Preferring to adapt an independent foreign policy not subject to the whims of the United States as well as the United Nations, the self-confessed socialist in Rodrigo Duterte proudly declared, shortly after winning his bid to the presidency, that he “will be chartering a [new] course [for the Philippines] on its own and will not be dependent on the United States.”
On the other hand, Duterte has expressed his willingness towards developing a more friendly bilateral relationship with China, regardless of the fact that it has been known to have grabbed by a show of force a number territories within the South China Sea that rightly belong to the Philippines, a fact reinforced further by the recent international tribunal’s ruling in Manila’s favor.
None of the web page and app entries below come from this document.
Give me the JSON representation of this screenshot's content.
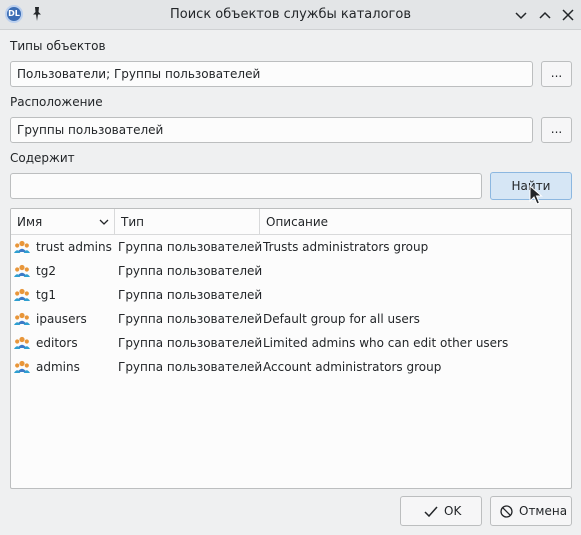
{
  "window": {
    "title": "Поиск объектов службы каталогов",
    "app_icon_text": "DL"
  },
  "object_types": {
    "label": "Типы объектов",
    "value": "Пользователи; Группы пользователей",
    "browse_label": "..."
  },
  "location": {
    "label": "Расположение",
    "value": "Группы пользователей",
    "browse_label": "..."
  },
  "contains": {
    "label": "Содержит",
    "value": "",
    "find_label": "Найти"
  },
  "results": {
    "columns": [
      "Имя",
      "Тип",
      "Описание"
    ],
    "rows": [
      {
        "name": "trust admins",
        "type": "Группа пользователей",
        "description": "Trusts administrators group"
      },
      {
        "name": "tg2",
        "type": "Группа пользователей",
        "description": ""
      },
      {
        "name": "tg1",
        "type": "Группа пользователей",
        "description": ""
      },
      {
        "name": "ipausers",
        "type": "Группа пользователей",
        "description": "Default group for all users"
      },
      {
        "name": "editors",
        "type": "Группа пользователей",
        "description": "Limited admins who can edit other users"
      },
      {
        "name": "admins",
        "type": "Группа пользователей",
        "description": "Account administrators group"
      }
    ]
  },
  "footer": {
    "ok_label": "OK",
    "cancel_label": "Отмена"
  },
  "colors": {
    "accent": "#3daee9",
    "window_bg": "#eff0f1",
    "button_primary": "#d6e6f5"
  }
}
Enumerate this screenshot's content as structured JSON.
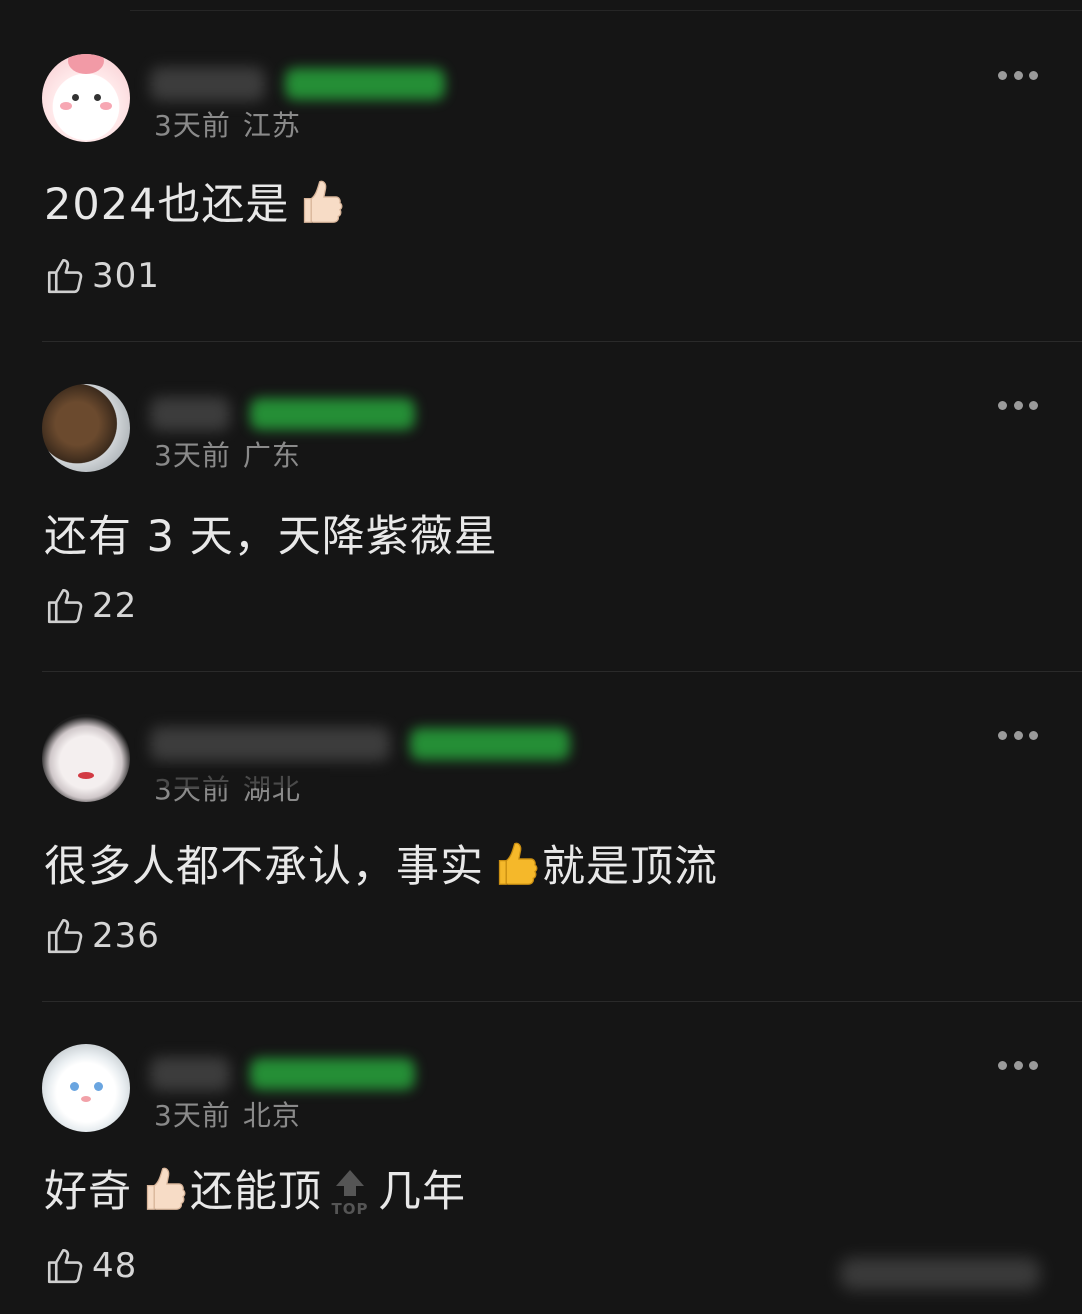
{
  "colors": {
    "background": "#151515",
    "text_primary": "#e8e8e8",
    "text_secondary": "#8a8a8a",
    "divider": "#2a2a2a",
    "tag_green": "#28a43c",
    "thumb_light": "#f7dcc6",
    "thumb_yellow": "#f5b82a"
  },
  "comments": [
    {
      "time": "3天前",
      "location": "江苏",
      "content_before": "2024也还是",
      "thumb_emoji": "thumbs-up-light",
      "content_after": "",
      "likes": "301"
    },
    {
      "time": "3天前",
      "location": "广东",
      "content_before": "还有 3 天，天降紫薇星",
      "likes": "22"
    },
    {
      "time": "3天前",
      "location": "湖北",
      "content_before": "很多人都不承认，事实",
      "thumb_emoji": "thumbs-up-yellow",
      "content_after": "就是顶流",
      "likes": "236"
    },
    {
      "time": "3天前",
      "location": "北京",
      "content_before": "好奇",
      "thumb_emoji": "thumbs-up-light",
      "content_middle": "还能顶",
      "badge_label": "TOP",
      "content_after": "几年",
      "likes": "48"
    }
  ]
}
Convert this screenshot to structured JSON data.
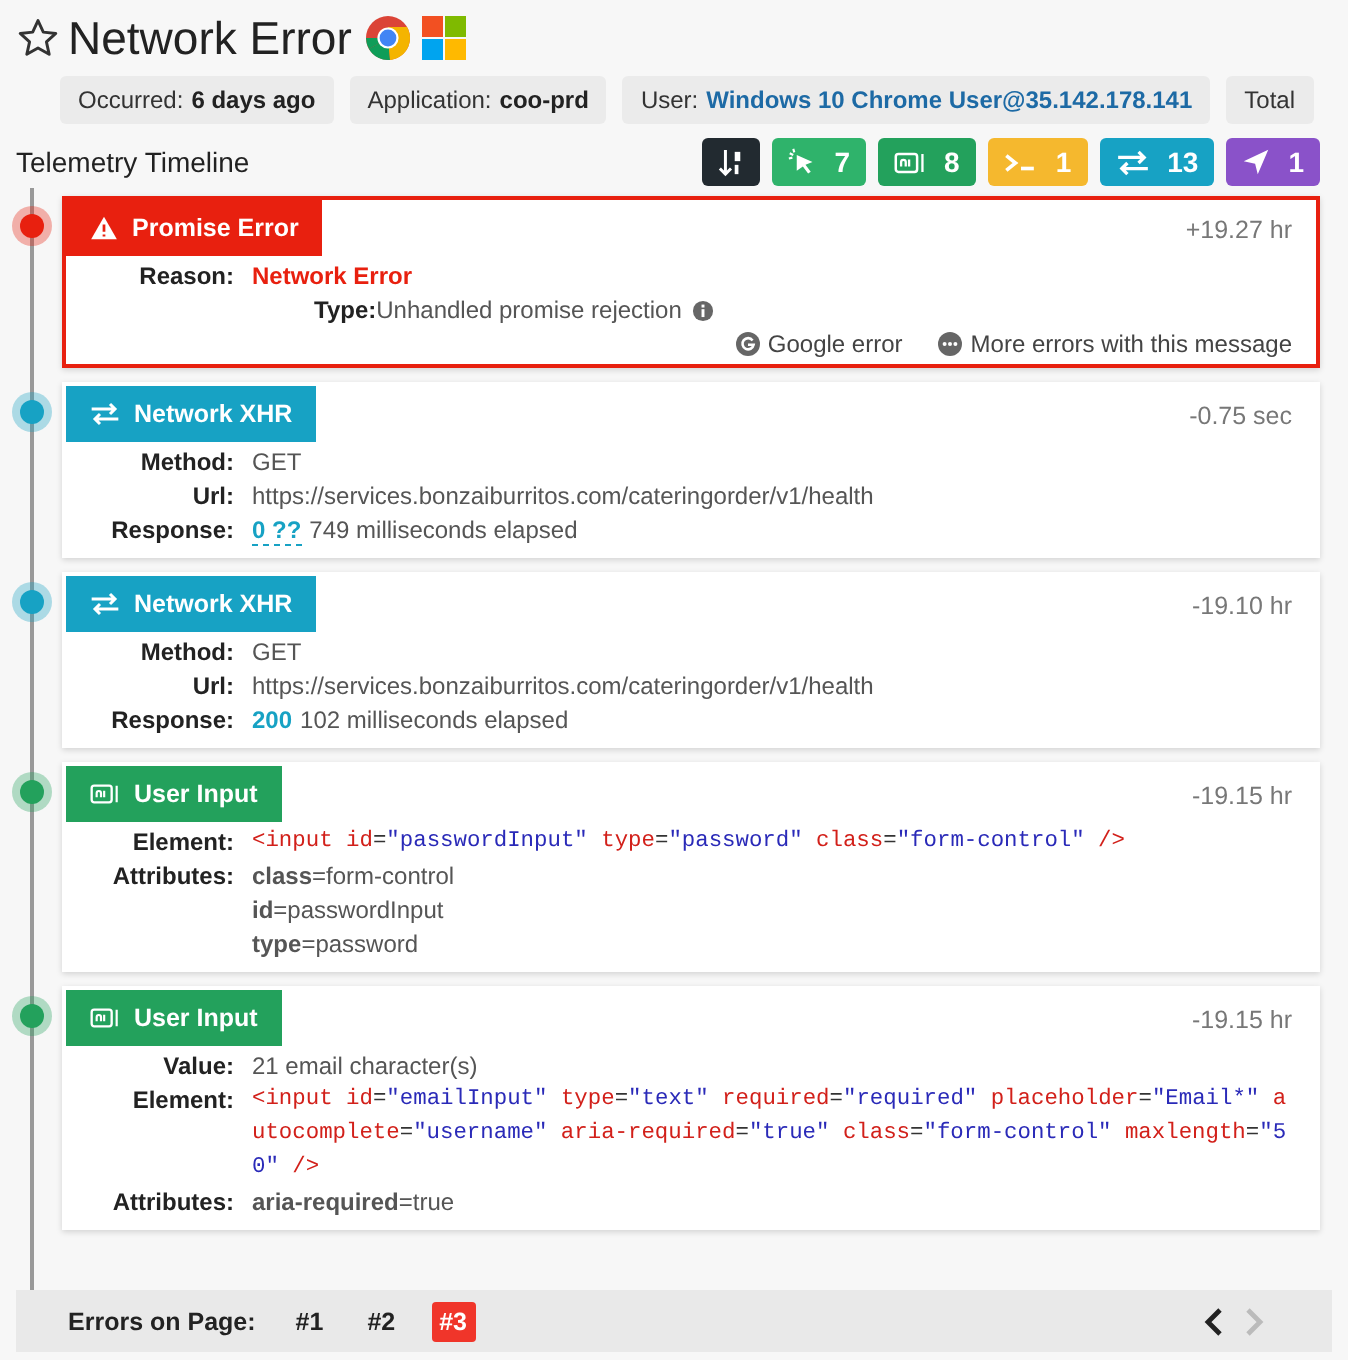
{
  "header": {
    "title": "Network Error"
  },
  "info": [
    {
      "label": "Occurred:",
      "value": "6 days ago",
      "kind": "plain"
    },
    {
      "label": "Application:",
      "value": "coo-prd",
      "kind": "plain"
    },
    {
      "label": "User:",
      "value": "Windows 10 Chrome User@35.142.178.141",
      "kind": "link"
    },
    {
      "label": "Total"
    }
  ],
  "timeline": {
    "title": "Telemetry Timeline",
    "filters": [
      {
        "kind": "sort"
      },
      {
        "kind": "click",
        "count": "7"
      },
      {
        "kind": "input",
        "count": "8"
      },
      {
        "kind": "console",
        "count": "1"
      },
      {
        "kind": "xhr",
        "count": "13"
      },
      {
        "kind": "navigation",
        "count": "1"
      }
    ],
    "events": [
      {
        "kind": "error",
        "label": "Promise Error",
        "time": "+19.27 hr",
        "selected": true,
        "fields": [
          {
            "label": "Reason:",
            "kind": "error",
            "value": "Network Error"
          },
          {
            "label": "Type:",
            "kind": "inline",
            "value": "Unhandled promise rejection"
          }
        ],
        "actions": [
          {
            "kind": "google",
            "label": "Google error"
          },
          {
            "kind": "more",
            "label": "More errors with this message"
          }
        ]
      },
      {
        "kind": "xhr",
        "label": "Network XHR",
        "time": "-0.75 sec",
        "selected": false,
        "fields": [
          {
            "label": "Method:",
            "kind": "text",
            "value": "GET"
          },
          {
            "label": "Url:",
            "kind": "text",
            "value": "https://services.bonzaiburritos.com/cateringorder/v1/health"
          },
          {
            "label": "Response:",
            "kind": "status-link",
            "code": "0 ??",
            "value": "749 milliseconds elapsed"
          }
        ]
      },
      {
        "kind": "xhr",
        "label": "Network XHR",
        "time": "-19.10 hr",
        "selected": false,
        "fields": [
          {
            "label": "Method:",
            "kind": "text",
            "value": "GET"
          },
          {
            "label": "Url:",
            "kind": "text",
            "value": "https://services.bonzaiburritos.com/cateringorder/v1/health"
          },
          {
            "label": "Response:",
            "kind": "status",
            "code": "200",
            "value": "102 milliseconds elapsed"
          }
        ]
      },
      {
        "kind": "input",
        "label": "User Input",
        "time": "-19.15 hr",
        "selected": false,
        "fields": [
          {
            "label": "Element:",
            "kind": "code",
            "tokens": [
              {
                "text": "<input",
                "kind": "tag"
              },
              {
                "text": " id",
                "kind": "attr"
              },
              {
                "text": "=",
                "kind": "plain"
              },
              {
                "text": "\"passwordInput\"",
                "kind": "value"
              },
              {
                "text": " type",
                "kind": "attr"
              },
              {
                "text": "=",
                "kind": "plain"
              },
              {
                "text": "\"password\"",
                "kind": "value"
              },
              {
                "text": " class",
                "kind": "attr"
              },
              {
                "text": "=",
                "kind": "plain"
              },
              {
                "text": "\"form-control\"",
                "kind": "value"
              },
              {
                "text": " />",
                "kind": "tag"
              }
            ]
          },
          {
            "label": "Attributes:",
            "kind": "attributes",
            "items": [
              {
                "name": "class",
                "value": "=form-control"
              },
              {
                "name": "id",
                "value": "=passwordInput"
              },
              {
                "name": "type",
                "value": "=password"
              }
            ]
          }
        ]
      },
      {
        "kind": "input",
        "label": "User Input",
        "time": "-19.15 hr",
        "selected": false,
        "fields": [
          {
            "label": "Value:",
            "kind": "text",
            "value": "21 email character(s)"
          },
          {
            "label": "Element:",
            "kind": "code",
            "tokens": [
              {
                "text": "<input",
                "kind": "tag"
              },
              {
                "text": " id",
                "kind": "attr"
              },
              {
                "text": "=",
                "kind": "plain"
              },
              {
                "text": "\"emailInput\"",
                "kind": "value"
              },
              {
                "text": " type",
                "kind": "attr"
              },
              {
                "text": "=",
                "kind": "plain"
              },
              {
                "text": "\"text\"",
                "kind": "value"
              },
              {
                "text": " required",
                "kind": "attr"
              },
              {
                "text": "=",
                "kind": "plain"
              },
              {
                "text": "\"required\"",
                "kind": "value"
              },
              {
                "text": " placeholder",
                "kind": "attr"
              },
              {
                "text": "=",
                "kind": "plain"
              },
              {
                "text": "\"Email*\"",
                "kind": "value"
              },
              {
                "text": " autocomplete",
                "kind": "attr"
              },
              {
                "text": "=",
                "kind": "plain"
              },
              {
                "text": "\"username\"",
                "kind": "value"
              },
              {
                "text": " aria-required",
                "kind": "attr"
              },
              {
                "text": "=",
                "kind": "plain"
              },
              {
                "text": "\"true\"",
                "kind": "value"
              },
              {
                "text": " class",
                "kind": "attr"
              },
              {
                "text": "=",
                "kind": "plain"
              },
              {
                "text": "\"form-control\"",
                "kind": "value"
              },
              {
                "text": " maxlength",
                "kind": "attr"
              },
              {
                "text": "=",
                "kind": "plain"
              },
              {
                "text": "\"50\"",
                "kind": "value"
              },
              {
                "text": " />",
                "kind": "tag"
              }
            ]
          },
          {
            "label": "Attributes:",
            "kind": "attributes",
            "items": [
              {
                "name": "aria-required",
                "value": "=true"
              }
            ]
          }
        ]
      }
    ]
  },
  "footer": {
    "label": "Errors on Page:",
    "pages": [
      {
        "label": "#1",
        "selected": false
      },
      {
        "label": "#2",
        "selected": false
      },
      {
        "label": "#3",
        "selected": true
      }
    ],
    "nav": [
      {
        "kind": "prev",
        "disabled": false
      },
      {
        "kind": "next",
        "disabled": true
      }
    ]
  }
}
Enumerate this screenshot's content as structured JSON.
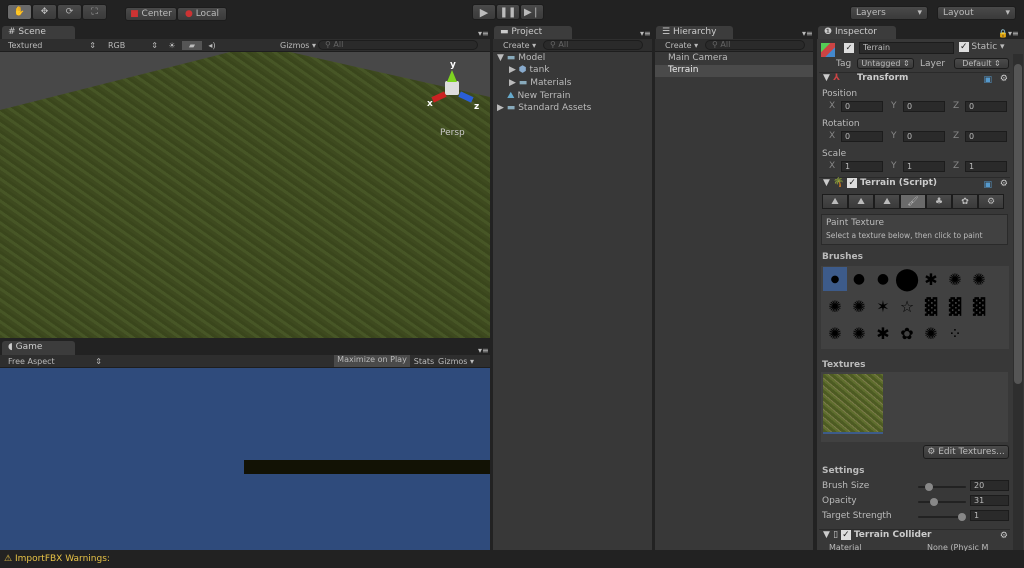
{
  "toolbar": {
    "center": "Center",
    "local": "Local",
    "layers": "Layers",
    "layout": "Layout"
  },
  "scene": {
    "tab": "Scene",
    "render_mode": "Textured",
    "color_mode": "RGB",
    "gizmos": "Gizmos",
    "search": "All",
    "persp": "Persp",
    "axes": {
      "x": "x",
      "y": "y",
      "z": "z"
    }
  },
  "game": {
    "tab": "Game",
    "aspect": "Free Aspect",
    "maximize": "Maximize on Play",
    "stats": "Stats",
    "gizmos": "Gizmos"
  },
  "project": {
    "tab": "Project",
    "create": "Create",
    "search": "All",
    "items": [
      {
        "label": "Model"
      },
      {
        "label": "tank"
      },
      {
        "label": "Materials"
      },
      {
        "label": "New Terrain"
      },
      {
        "label": "Standard Assets"
      }
    ]
  },
  "hierarchy": {
    "tab": "Hierarchy",
    "create": "Create",
    "search": "All",
    "items": [
      {
        "label": "Main Camera"
      },
      {
        "label": "Terrain"
      }
    ]
  },
  "inspector": {
    "tab": "Inspector",
    "name": "Terrain",
    "static": "Static",
    "tag_label": "Tag",
    "tag": "Untagged",
    "layer_label": "Layer",
    "layer": "Default",
    "transform": {
      "title": "Transform",
      "position": "Position",
      "rotation": "Rotation",
      "scale": "Scale",
      "x": "X",
      "y": "Y",
      "z": "Z",
      "pos": [
        "0",
        "0",
        "0"
      ],
      "rot": [
        "0",
        "0",
        "0"
      ],
      "scl": [
        "1",
        "1",
        "1"
      ]
    },
    "terrain": {
      "title": "Terrain (Script)",
      "tool_title": "Paint Texture",
      "tool_desc": "Select a texture below, then click to paint",
      "brushes": "Brushes",
      "textures": "Textures",
      "edit_textures": "Edit Textures...",
      "settings": "Settings",
      "brush_size_label": "Brush Size",
      "brush_size": "20",
      "opacity_label": "Opacity",
      "opacity": "31",
      "target_label": "Target Strength",
      "target": "1"
    },
    "collider": {
      "title": "Terrain Collider",
      "material_label": "Material",
      "material": "None (Physic M"
    }
  },
  "status": {
    "warning": "ImportFBX Warnings:"
  },
  "colors": {
    "game_bg": "#2f4b7c",
    "selection": "#3d5b8a",
    "warning": "#e8c347"
  }
}
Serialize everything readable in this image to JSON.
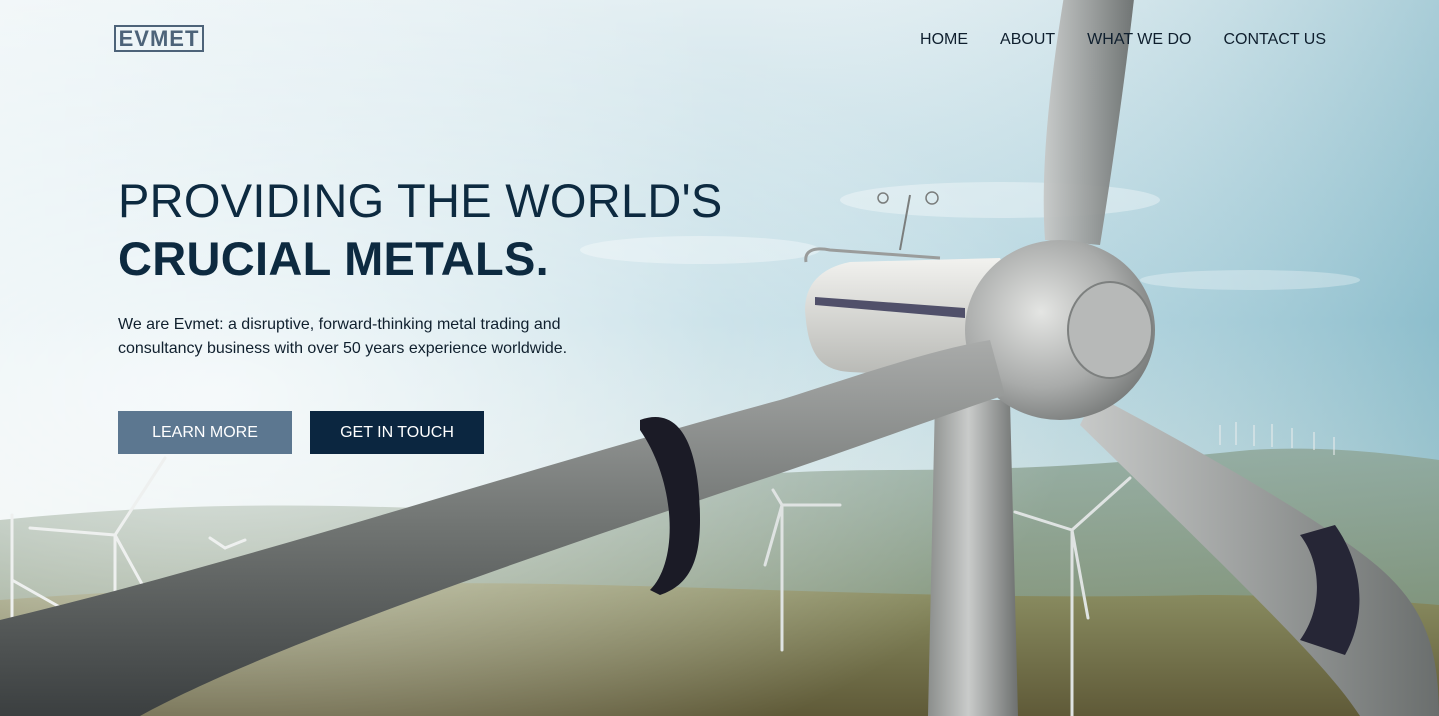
{
  "brand": {
    "logo_text": "EVMET"
  },
  "nav": {
    "items": [
      {
        "label": "HOME"
      },
      {
        "label": "ABOUT"
      },
      {
        "label": "WHAT WE DO"
      },
      {
        "label": "CONTACT US"
      }
    ]
  },
  "hero": {
    "headline_line1": "PROVIDING THE WORLD'S",
    "headline_line2": "CRUCIAL METALS.",
    "tagline": "We are Evmet: a disruptive, forward-thinking metal trading and consultancy business with over 50 years experience worldwide.",
    "learn_more_label": "LEARN MORE",
    "get_in_touch_label": "GET IN TOUCH"
  },
  "colors": {
    "primary_dark": "#0b2640",
    "secondary_button": "#5c7790",
    "text_dark": "#0d2a40"
  }
}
Does it then indicate that Rodrigo Duterte is more inclined to submit, for good or ill, to the whims of the rising Dragon of the East, though not outside the bounds set by the international tribunal, as he himself stressed several times over?
“Clearly, the Duterte administration has taken a more holistic view of Philippine-China relations, Magno said in a more recent article on Philippine Star. “It is a view that looks beyond the intractable overlapping claims over barren reefs in the South China Sea.”
“Instead of ranting and rattling sabers, as the previous administration did,” Magno said, “the new administration is taking a more mature stock of the state of our bilateral relationship with the second largest economy in the world.”
“Like all the other ASEAN nations, Manila understands war is an unwinnable option and a wide array of economic partnerships beckons if we manage our relations well,” Magno went on to say.
[Photo by Bullit Marquez/AP Images]